The mid 1990's saw the Red Sox experiment with a lot of low-risk acquisitions.  Some worked out, others definitely did not.  Milt Cuyler was one of a number of such players to be brought to the Red Sox for the 1996 season.  Cuyler had once been a bright prospect in the Detroit Tigers system and arrived in the Majors with much fanfare, finishing third in the Rookie of the Year vote in 1991 when he stole 41 bases.  Unfortunately, he was never again able to replicate that success.  He stayed with Detroit through the 1995 season, then Boston took a flyer on him.  He played in only 50 games with Boston and hit just .200/.299/.300 with two home runs, 12 RBIs, and seven stolen bases.  He was sent back to the minors and did not appear again the Majors until seven games with Texas in 1998.

ALEX COLE - 1996
Another speedster from the early 1990's that had fallen on hard times, Alex Cole finished ninth in the Rookie of the Year vote in 1990 when he was with the Indians.  That year, despite playing in just 63 games, Cole stole 40 bases.  He had a pretty good sophomore season, though his stolen base total dropped to 27.  After a rough start to the 1992 season, he was traded to the Pirates in July and also played for the Rockies and Twins, with varying amounts of success, and quite a few stolen bases.  Like Cuyler, Cole signed a low-risk deal with the Red Sox, and like Cuyler, he did not succeed.  Cole played just 24 games for the Red Sox with a line of .222/.296/.319 with five stolen bases.  Cole was just 30, but this was his last appearance in the Majors.

After two seasons in Japan, former Twins outfielder Shane Mack returned to the Major Leagues with the Red Sox on another low-risk signing.  The move was largely praised, and Mack, who once hit 18 home runs on the World Champion Twins, was predicted to have a big season.  He generally played pretty well, but he was not healthy enough and ended up only playing in 60 games for the Red Sox.  He hit an impressive .315/.368/.438 with three home runs and seven doubles in his short, injury-plagued stint with Boston.  He just did not quite work out as hoped, but it was a low risk.  After the season with Boston, Mack spent one more year in the Majors with Oakland and Kansas City.  

Marlon Byrd has played 15 seasons with ten different Major League teams.  He came up with the Phillies and was a highly-touted prospect, finishing fourth in the Rookie of the Year vote in 2003.  He bounced from team to team, but managed to make an All Star team in 2010 while with the Cubs and had a 20 home run season in 2009 with the Rangers.  In 2012, Boston was having injury issues in the outfield and swung a deal with the Cubs to bring Byrd to Fenway.  Byrd did not really improve the outfield picture.  He played in 34 games with the Red Sox and hit just .270/.286/.320 with just one home run and seven RBIs.  Boston cut ties with him in June and he was suspended for failing a PED test.  He was able to resurrect his career the next season and continued his odyssey through the Major Leagues, until failing another test in 2016.    

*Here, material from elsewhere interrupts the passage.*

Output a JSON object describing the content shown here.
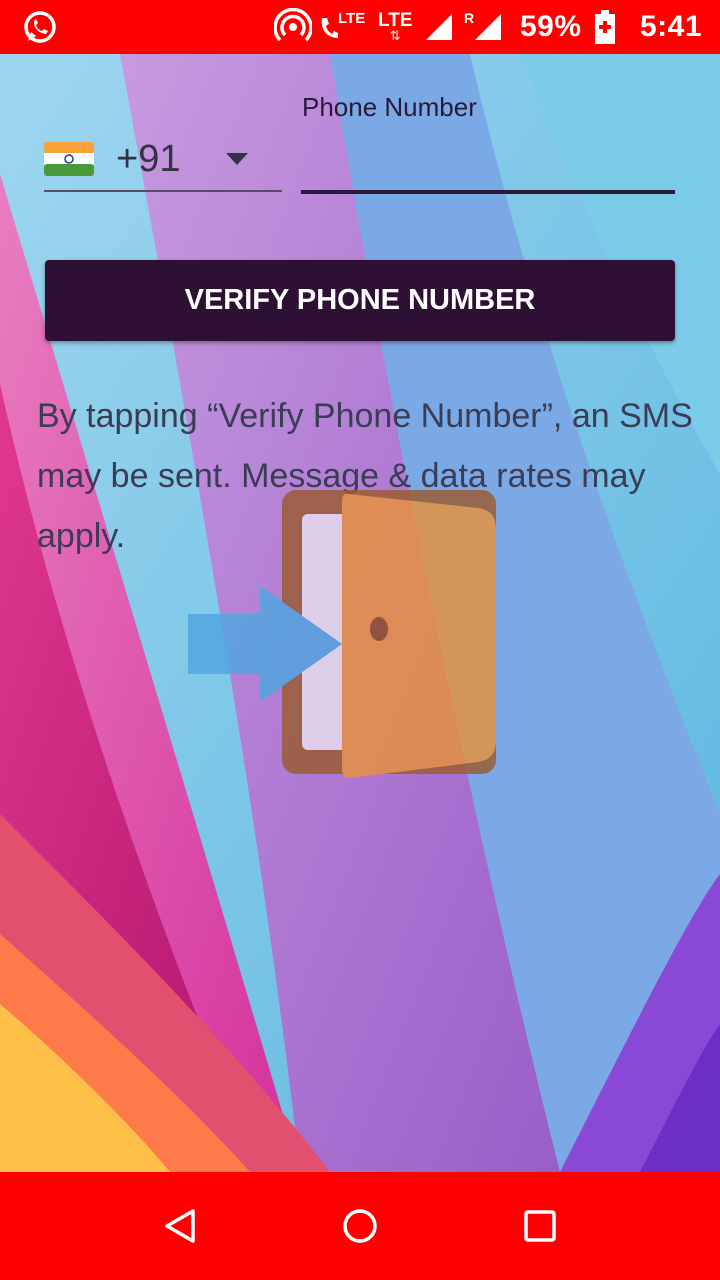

It was pretty slim pickings for center field.  Very few of the players here had good years.  And those that did, oftentimes did not play an entire season.  Ultimately, I decided on Nixon on the basis of the 42 stolen bases.  Despite his complete lack of power, he had a decent season with the bat, got on base at a decent clip, and of course, stole a lot of bases.  Only Tom Umphlett really came close, and he was generally better at the plate, but his numbers did not really catch the eye.  So Nixon's extreme speed gets him the nod.


  1. Said it before but last vet these posts. Thought for sure I'd see some Tuffy Rhodes

  2. I had him in my original draft, but he played just 10 games with Boston and did not do much anywhere else. Other than his three home runs on Opening Day that one time, he never really did much, at least in the U.S. He was big in Japan though.